Concept

# Seven-dimensional cross product

Summary
In mathematics, the seven-dimensional cross product is a bilinear operation on vectors in seven-dimensional Euclidean space. It assigns to any two vectors a, b in \mathbb{R}^7 a vector a × b also in \mathbb{R}^7. Like the cross product in three dimensions, the seven-dimensional product is anticommutative and a × b is orthogonal both to a and to b. Unlike in three dimensions, it does not satisfy the Jacobi identity, and while the three-dimensional cross product is unique up to a sign, there are many seven-dimensional cross products. The seven-dimensional cross product has the same relationship to the octonions as the three-dimensional product does to the quaternions. The seven-dimensional cross product is one way of generalizing the cross product to other than three dimensions, and it is the only other bilinear product of two vectors that is vector-valued, orthogonal, and has the same magnitude as in the 3D case. In other dimensions there are vector-valued products of three or more vectors that satisfy these conditions, and binary products with bivector results. The product can be given by a multiplication table, such as the one here. This table, due to Cayley, gives the product of orthonormal basis vectors ei and ej for each i, j from 1 to 7. For example, from the table The table can be used to calculate the product of any two vectors. For example, to calculate the e1 component of x × y the basis vectors that multiply to produce e1 can be picked out to give This can be repeated for the other six components. There are 480 such tables, one for each of the products satisfying the definition.
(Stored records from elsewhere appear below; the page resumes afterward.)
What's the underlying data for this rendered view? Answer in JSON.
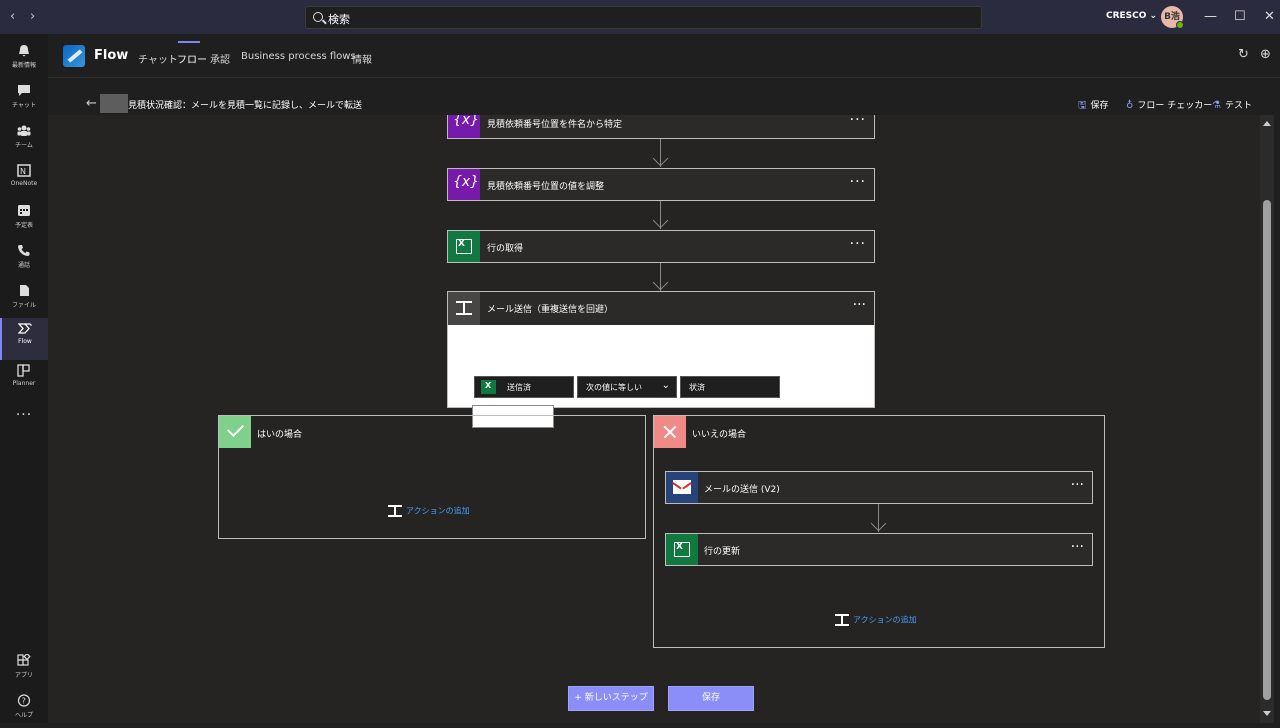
{
  "search": {
    "placeholder": "検索"
  },
  "account": {
    "tenant": "CRESCO ⌄",
    "initials": "B浩"
  },
  "rail": [
    {
      "label": "最新情報"
    },
    {
      "label": "チャット"
    },
    {
      "label": "チーム"
    },
    {
      "label": "OneNote"
    },
    {
      "label": "予定表"
    },
    {
      "label": "通話"
    },
    {
      "label": "ファイル"
    },
    {
      "label": "Flow"
    },
    {
      "label": "Planner"
    },
    {
      "label": "アプリ"
    },
    {
      "label": "ヘルプ"
    }
  ],
  "app": {
    "title": "Flow",
    "tabs": [
      "チャット",
      "フロー",
      "承認",
      "Business process flows",
      "情報"
    ],
    "active_tab": "フロー"
  },
  "breadcrumb": {
    "flow_name": "見積状況確認：メールを見積一覧に記録し、メールで転送"
  },
  "commands": {
    "save": "保存",
    "checker": "フロー チェッカー",
    "test": "テスト"
  },
  "steps": [
    {
      "title": "見積依頼番号位置を件名から特定",
      "icon": "variable-icon"
    },
    {
      "title": "見積依頼番号位置の値を調整",
      "icon": "variable-icon"
    },
    {
      "title": "行の取得",
      "icon": "excel-icon"
    }
  ],
  "condition": {
    "title": "メール送信（重複送信を回避）",
    "left_token": "送信済",
    "operator": "次の値に等しい",
    "right_value": "状済"
  },
  "yes_branch": {
    "title": "はいの場合",
    "add_action": "アクションの追加"
  },
  "no_branch": {
    "title": "いいえの場合",
    "steps": [
      {
        "title": "メールの送信 (V2)",
        "icon": "gmail-icon"
      },
      {
        "title": "行の更新",
        "icon": "excel-icon"
      }
    ],
    "add_action": "アクションの追加"
  },
  "footer": {
    "new_step": "+ 新しいステップ",
    "save": "保存"
  },
  "colors": {
    "accent": "#7f85f5",
    "variable": "#7719aa",
    "excel": "#117840",
    "yes": "#7ed08a",
    "no": "#f08a86",
    "link": "#479ef5"
  }
}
This table can be summarized by the relation where is a completely antisymmetric tensor with a positive value +1 when ijk = 123, 145, 176, 246, 257, 347, 365. The top left 3 × 3 corner of this table gives the cross product in three dimensions. The cross product on a Euclidean space V is a bilinear map from V × V to V, mapping vectors x and y in V to another vector x × y also in V, where x × y has the properties orthogonality: magnitude: where (x·y) is the Euclidean dot product and |x| is the Euclidean norm.